“I’d rather a manual than an auto out here,” he adds. “When you select a gear, it stays in. Some autos can wander between gears.”

Having come off Newey’s older four-axle Granite, Billy reckons the three-axle unit offers a bit more comfort and while the 8×4’s extra set of paws helps with maintaining course in the mud, the 6×4’s tighter steering lock comes into its own on the tighter sites he tends to visit.

Average fuel economy thus far is a fair 1.9km/L.

To the future

Just as the Neweys’ approach to business melds modern leanings with traditional values, Ian’s approach to spec’ing No.36 melds the conditions of modern-day trucking with back-to-basics thinking.

It might appear to be ‘just’ another Mack Granite at face value, but that would be selling the concept short.

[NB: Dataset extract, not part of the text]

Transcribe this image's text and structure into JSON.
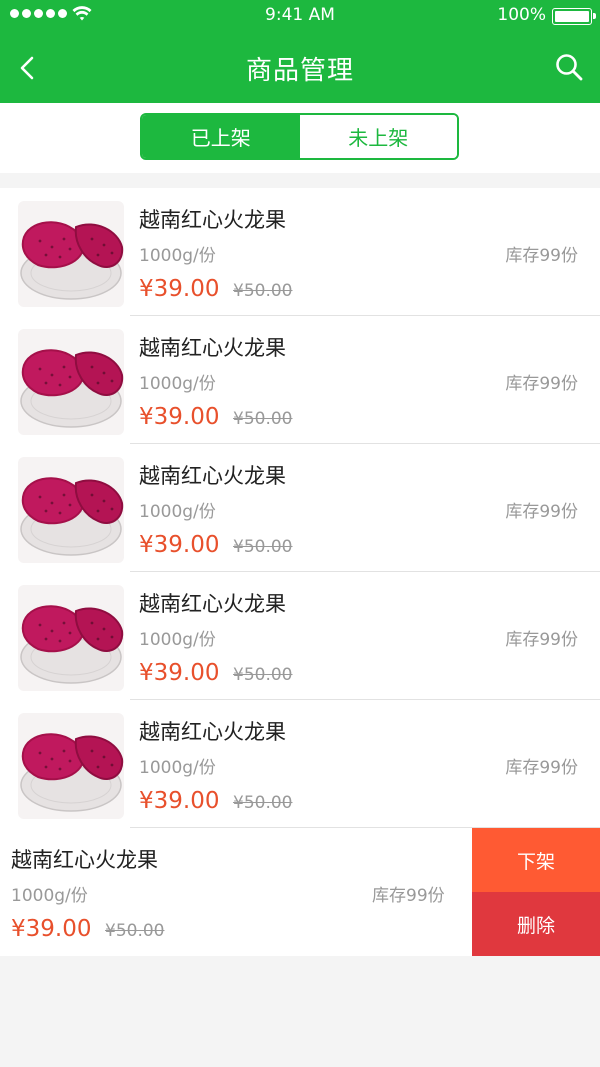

It’s a truck created from a desire to do the job as efficiently as possible, to offer the best return possible, in conditions that force that kind of thinking. As the saying goes, ‘Out of adversity comes opportunity…’

And the best bit? As the curtain closes on the Granite, the Neweys’ three-generation allegiance to the Mack brand, and desire to push the limits of tare weight to get the most out of their investment in tough conditions, are both secure… There’s a new Anthem on the way – a different configuration with a five-axle, 6.1m wheelbase, triple-bay trailer, no less. And they should, by all estimations, be able to follow No.36’s recipe with the Anthem platform, too.

Just call it the ‘Northland combination’.

Special thanks

Our thanks to Ian and Shelley Newey for sharing their story, opening up their operation and allowing us to showcase their unique approach to transport, both in the office and on the road.

To Billy Kanara, thanks for having us along and tolerating our journalistic and photographic antics. And to Rayonier Matariki and Jacko Rata, for doing the same and accommodating us on your skid.

Finally, the legendary Carl Capstick… thanks for your unfailing support of our business.